Helping build India's city metro systems
Throughout history India has enjoyed one of the most important places in human development.
Today, it is emerging once more as not only the world's largest democracy but an increasingly important economic powerhouse and emerging donor nation.
Japan and India established diplomatic relations in 1952. Six years later Tokyo began Official Development Assistance (ODA) to the country and in the last few years India has consistently been one of the largest development partners with JICA.
In an effort to modernize its teeming cities, JICA is cooperating with national and local authorities to build modern metro systems in Delhi, Bangalore, Chennai and Kolkata.
The agency is also cooperating in other infrastructure projects as well as programs in water and sanitation, forestry, agriculture, health and education as well as training courses, partnerships and the dispatch of young volunteers (JOCV) to India.

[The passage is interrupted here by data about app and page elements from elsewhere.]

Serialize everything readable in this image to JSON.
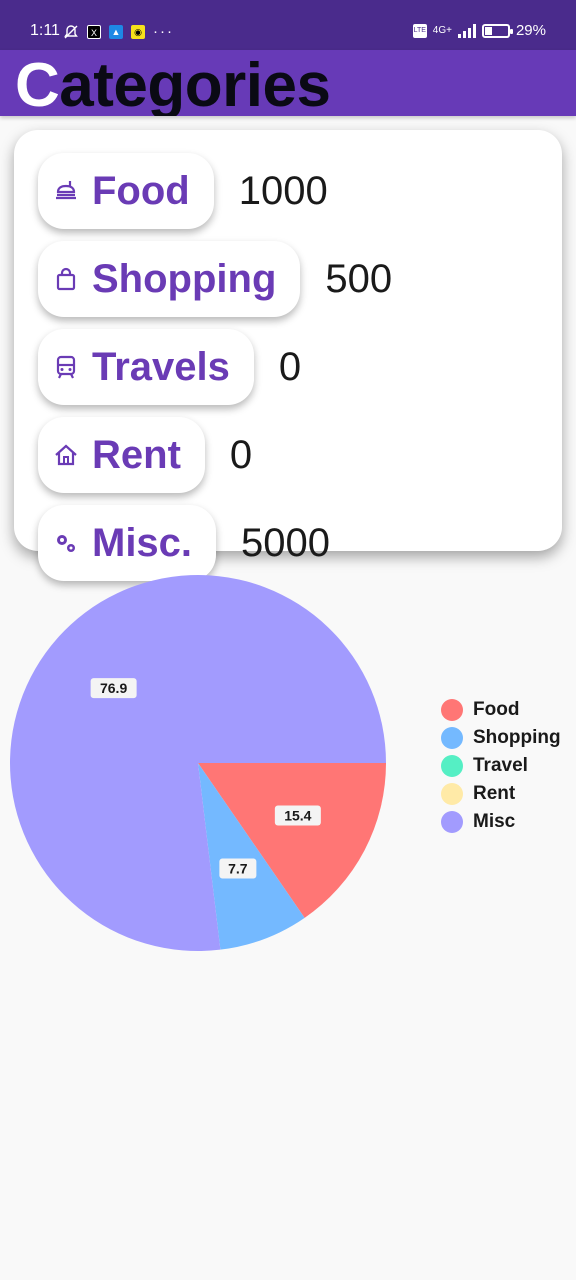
{
  "status_bar": {
    "time": "1:11",
    "network": "4G+",
    "battery": "29%",
    "battery_level": 0.29
  },
  "header": {
    "title_first": "C",
    "title_rest": "ategories"
  },
  "categories": [
    {
      "label": "Food",
      "value": "1000",
      "icon": "food-icon"
    },
    {
      "label": "Shopping",
      "value": "500",
      "icon": "shopping-bag-icon"
    },
    {
      "label": "Travels",
      "value": "0",
      "icon": "train-icon"
    },
    {
      "label": "Rent",
      "value": "0",
      "icon": "home-icon"
    },
    {
      "label": "Misc.",
      "value": "5000",
      "icon": "gears-icon"
    }
  ],
  "chart_data": {
    "type": "pie",
    "legend_position": "right",
    "slices": [
      {
        "name": "Food",
        "value": 15.4,
        "label": "15.4",
        "color": "#ff7675"
      },
      {
        "name": "Shopping",
        "value": 7.7,
        "label": "7.7",
        "color": "#74b9ff"
      },
      {
        "name": "Travel",
        "value": 0,
        "label": "",
        "color": "#55efc4"
      },
      {
        "name": "Rent",
        "value": 0,
        "label": "",
        "color": "#ffeaa7"
      },
      {
        "name": "Misc",
        "value": 76.9,
        "label": "76.9",
        "color": "#a29bfe"
      }
    ]
  }
}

India and Japan have consistently enjoyed one of the longest and largest of global development partnerships. Today JICA is providing multi-million dollar loans to help build rapid transit systems in four Indian cities as well as assistance for other infrastructure projects, forestry, agriculture, health and education, training courses, partnerships and the dispatch of young volunteers to India.
India desperately needs modern sewage and fresh water systems to provide for a population which will soon be the largest in the world. JICA is involved in a series of projects to provide better services to millions of mainly poor people.
India has four million kilometers of highway but only 200 kilometers of multi-lane expressways. Japanese expert Kiyoshi Dachiku is helping the country to expand its autoroute system in what he describes as one of his most difficult assignments in a lifelong global career.
India recently suffered probably the world’s worst ever power failure. The incident highlighted not only the enormous problems facing the country’s power industry, but paradoxically its vast potential if it can successfully overcome major infrastructure challenges.
When Dutch engineers built a 305 kilometer long canal in southeast India in 1870 it was an engineering marvel. Eventually, the canal fell into major disrepair. JICA has helped to rehabilitate the system, helping some two million farmers and their families to significantly improve their lives.
India is the world’s largest silk consumer and the second largest producer after China. Since the early 1990s a series of long and short-term JICA experts have been helping to introduce a series of new hybrids to strengthen the country’s silk industry.
Forests cover almost one-quarter of India’s landmass but they are increasingly under pressure because of the impact of a burgeoning population and related developments. JICA has been cooperating with Indian experts since 1991 to help preserve the country’s tree cover.